Issue No. 01 - January/February (1986 vol. 3)
C. Rogers , Microelectronics Center of North Carolina
VIVID, the vertically integrated VLSI design system developed at the Microelectronics Center of North Carolina, was firstreleased in January 1985. Since that time feedback from wide industrial and academic exposure has been positive, confirmingthe need for symbolic design tools and providing research and development insignts?illuminating insights that should alsobe of interest to the CAD community. Coining a line from Robert Burns poem ?To a Mouse,? the best-laid plans of mice and softwaredesigners are not always implemented.

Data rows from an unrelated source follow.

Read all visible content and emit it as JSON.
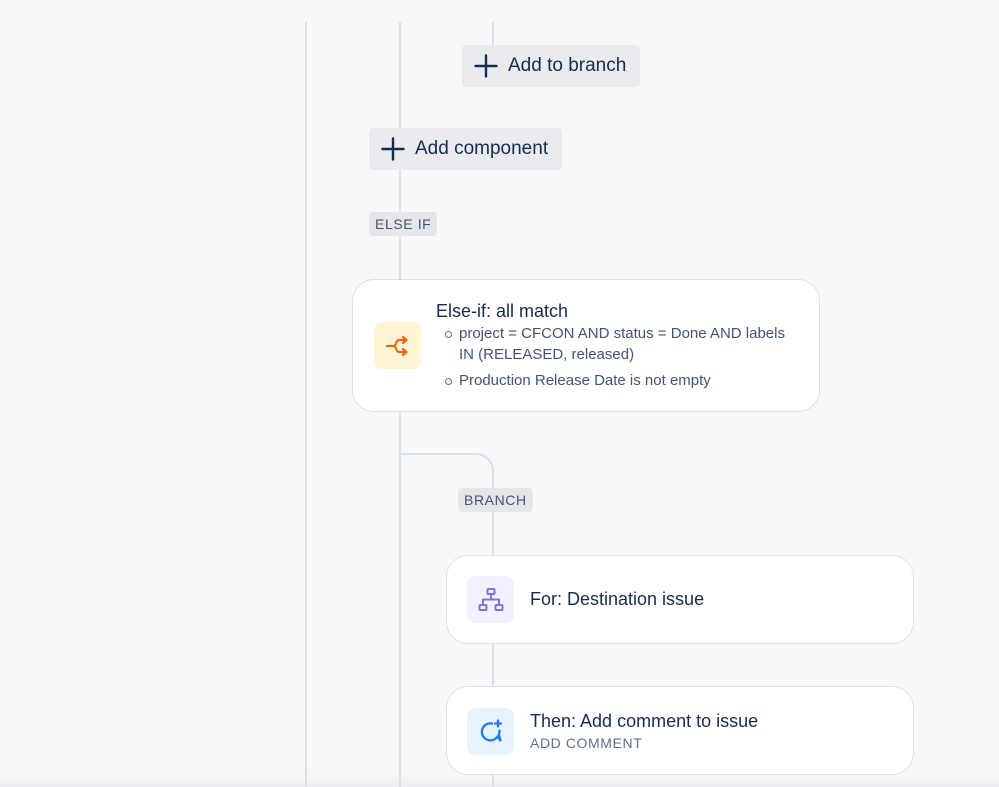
{
  "flow": {
    "add_to_branch": {
      "label": "Add to branch",
      "icon": "plus-icon"
    },
    "add_component": {
      "label": "Add component",
      "icon": "plus-icon"
    },
    "else_if_lozenge": "ELSE IF",
    "branch_lozenge": "BRANCH",
    "else_if_card": {
      "title": "Else-if: all match",
      "icon": "branch-arrows-icon",
      "icon_color": "#e56910",
      "icon_bg": "#fff5d6",
      "conditions": [
        "project = CFCON AND status = Done AND labels IN (RELEASED, released)",
        "Production Release Date is not empty"
      ]
    },
    "for_card": {
      "title": "For: Destination issue",
      "icon": "hierarchy-icon",
      "icon_color": "#8270db",
      "icon_bg": "#f3f0ff"
    },
    "comment_card": {
      "title": "Then: Add comment to issue",
      "subtitle": "ADD COMMENT",
      "icon": "add-comment-icon",
      "icon_color": "#1d7afc",
      "icon_bg": "#e9f2ff"
    }
  },
  "colors": {
    "background": "#f7f8f9",
    "connector": "#dcdfe4",
    "button_bg": "#e9ebee",
    "text": "#172b4d"
  }
}
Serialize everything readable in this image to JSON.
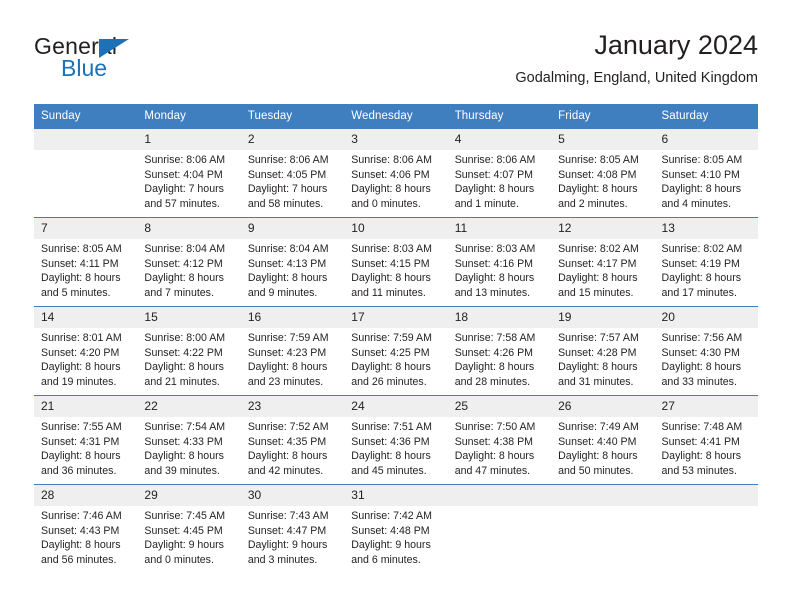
{
  "brand": {
    "name_part1": "General",
    "name_part2": "Blue",
    "triangle_color": "#1b72b8"
  },
  "header": {
    "title": "January 2024",
    "subtitle": "Godalming, England, United Kingdom"
  },
  "calendar": {
    "header_bg": "#3f7fbf",
    "daynum_bg": "#efefef",
    "weekdays": [
      "Sunday",
      "Monday",
      "Tuesday",
      "Wednesday",
      "Thursday",
      "Friday",
      "Saturday"
    ],
    "weeks": [
      [
        {
          "day": "",
          "sunrise": "",
          "sunset": "",
          "daylight": "",
          "empty": true
        },
        {
          "day": "1",
          "sunrise": "Sunrise: 8:06 AM",
          "sunset": "Sunset: 4:04 PM",
          "daylight": "Daylight: 7 hours and 57 minutes."
        },
        {
          "day": "2",
          "sunrise": "Sunrise: 8:06 AM",
          "sunset": "Sunset: 4:05 PM",
          "daylight": "Daylight: 7 hours and 58 minutes."
        },
        {
          "day": "3",
          "sunrise": "Sunrise: 8:06 AM",
          "sunset": "Sunset: 4:06 PM",
          "daylight": "Daylight: 8 hours and 0 minutes."
        },
        {
          "day": "4",
          "sunrise": "Sunrise: 8:06 AM",
          "sunset": "Sunset: 4:07 PM",
          "daylight": "Daylight: 8 hours and 1 minute."
        },
        {
          "day": "5",
          "sunrise": "Sunrise: 8:05 AM",
          "sunset": "Sunset: 4:08 PM",
          "daylight": "Daylight: 8 hours and 2 minutes."
        },
        {
          "day": "6",
          "sunrise": "Sunrise: 8:05 AM",
          "sunset": "Sunset: 4:10 PM",
          "daylight": "Daylight: 8 hours and 4 minutes."
        }
      ],
      [
        {
          "day": "7",
          "sunrise": "Sunrise: 8:05 AM",
          "sunset": "Sunset: 4:11 PM",
          "daylight": "Daylight: 8 hours and 5 minutes."
        },
        {
          "day": "8",
          "sunrise": "Sunrise: 8:04 AM",
          "sunset": "Sunset: 4:12 PM",
          "daylight": "Daylight: 8 hours and 7 minutes."
        },
        {
          "day": "9",
          "sunrise": "Sunrise: 8:04 AM",
          "sunset": "Sunset: 4:13 PM",
          "daylight": "Daylight: 8 hours and 9 minutes."
        },
        {
          "day": "10",
          "sunrise": "Sunrise: 8:03 AM",
          "sunset": "Sunset: 4:15 PM",
          "daylight": "Daylight: 8 hours and 11 minutes."
        },
        {
          "day": "11",
          "sunrise": "Sunrise: 8:03 AM",
          "sunset": "Sunset: 4:16 PM",
          "daylight": "Daylight: 8 hours and 13 minutes."
        },
        {
          "day": "12",
          "sunrise": "Sunrise: 8:02 AM",
          "sunset": "Sunset: 4:17 PM",
          "daylight": "Daylight: 8 hours and 15 minutes."
        },
        {
          "day": "13",
          "sunrise": "Sunrise: 8:02 AM",
          "sunset": "Sunset: 4:19 PM",
          "daylight": "Daylight: 8 hours and 17 minutes."
        }
      ],
      [
        {
          "day": "14",
          "sunrise": "Sunrise: 8:01 AM",
          "sunset": "Sunset: 4:20 PM",
          "daylight": "Daylight: 8 hours and 19 minutes."
        },
        {
          "day": "15",
          "sunrise": "Sunrise: 8:00 AM",
          "sunset": "Sunset: 4:22 PM",
          "daylight": "Daylight: 8 hours and 21 minutes."
        },
        {
          "day": "16",
          "sunrise": "Sunrise: 7:59 AM",
          "sunset": "Sunset: 4:23 PM",
          "daylight": "Daylight: 8 hours and 23 minutes."
        },
        {
          "day": "17",
          "sunrise": "Sunrise: 7:59 AM",
          "sunset": "Sunset: 4:25 PM",
          "daylight": "Daylight: 8 hours and 26 minutes."
        },
        {
          "day": "18",
          "sunrise": "Sunrise: 7:58 AM",
          "sunset": "Sunset: 4:26 PM",
          "daylight": "Daylight: 8 hours and 28 minutes."
        },
        {
          "day": "19",
          "sunrise": "Sunrise: 7:57 AM",
          "sunset": "Sunset: 4:28 PM",
          "daylight": "Daylight: 8 hours and 31 minutes."
        },
        {
          "day": "20",
          "sunrise": "Sunrise: 7:56 AM",
          "sunset": "Sunset: 4:30 PM",
          "daylight": "Daylight: 8 hours and 33 minutes."
        }
      ],
      [
        {
          "day": "21",
          "sunrise": "Sunrise: 7:55 AM",
          "sunset": "Sunset: 4:31 PM",
          "daylight": "Daylight: 8 hours and 36 minutes."
        },
        {
          "day": "22",
          "sunrise": "Sunrise: 7:54 AM",
          "sunset": "Sunset: 4:33 PM",
          "daylight": "Daylight: 8 hours and 39 minutes."
        },
        {
          "day": "23",
          "sunrise": "Sunrise: 7:52 AM",
          "sunset": "Sunset: 4:35 PM",
          "daylight": "Daylight: 8 hours and 42 minutes."
        },
        {
          "day": "24",
          "sunrise": "Sunrise: 7:51 AM",
          "sunset": "Sunset: 4:36 PM",
          "daylight": "Daylight: 8 hours and 45 minutes."
        },
        {
          "day": "25",
          "sunrise": "Sunrise: 7:50 AM",
          "sunset": "Sunset: 4:38 PM",
          "daylight": "Daylight: 8 hours and 47 minutes."
        },
        {
          "day": "26",
          "sunrise": "Sunrise: 7:49 AM",
          "sunset": "Sunset: 4:40 PM",
          "daylight": "Daylight: 8 hours and 50 minutes."
        },
        {
          "day": "27",
          "sunrise": "Sunrise: 7:48 AM",
          "sunset": "Sunset: 4:41 PM",
          "daylight": "Daylight: 8 hours and 53 minutes."
        }
      ],
      [
        {
          "day": "28",
          "sunrise": "Sunrise: 7:46 AM",
          "sunset": "Sunset: 4:43 PM",
          "daylight": "Daylight: 8 hours and 56 minutes."
        },
        {
          "day": "29",
          "sunrise": "Sunrise: 7:45 AM",
          "sunset": "Sunset: 4:45 PM",
          "daylight": "Daylight: 9 hours and 0 minutes."
        },
        {
          "day": "30",
          "sunrise": "Sunrise: 7:43 AM",
          "sunset": "Sunset: 4:47 PM",
          "daylight": "Daylight: 9 hours and 3 minutes."
        },
        {
          "day": "31",
          "sunrise": "Sunrise: 7:42 AM",
          "sunset": "Sunset: 4:48 PM",
          "daylight": "Daylight: 9 hours and 6 minutes."
        },
        {
          "day": "",
          "sunrise": "",
          "sunset": "",
          "daylight": "",
          "empty": true
        },
        {
          "day": "",
          "sunrise": "",
          "sunset": "",
          "daylight": "",
          "empty": true
        },
        {
          "day": "",
          "sunrise": "",
          "sunset": "",
          "daylight": "",
          "empty": true
        }
      ]
    ]
  }
}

When examining the data, assumptions, and analyses that motivated VIVID, one discoversplanned (but discarded) developments; however, an inclusive overvoew is needed to properly evaluate those data, assumptions,and analyses. Knowing clearly why something was done and how it fits into the overall picture can help us to frame futuredecisions and shape future designs.
C. Rogers, "The VIVID Symbolic Design System: Current Overview And Future Directions," in IEEE Design & Test of Computers, vol. 3, no. , pp. 75-81, 1986.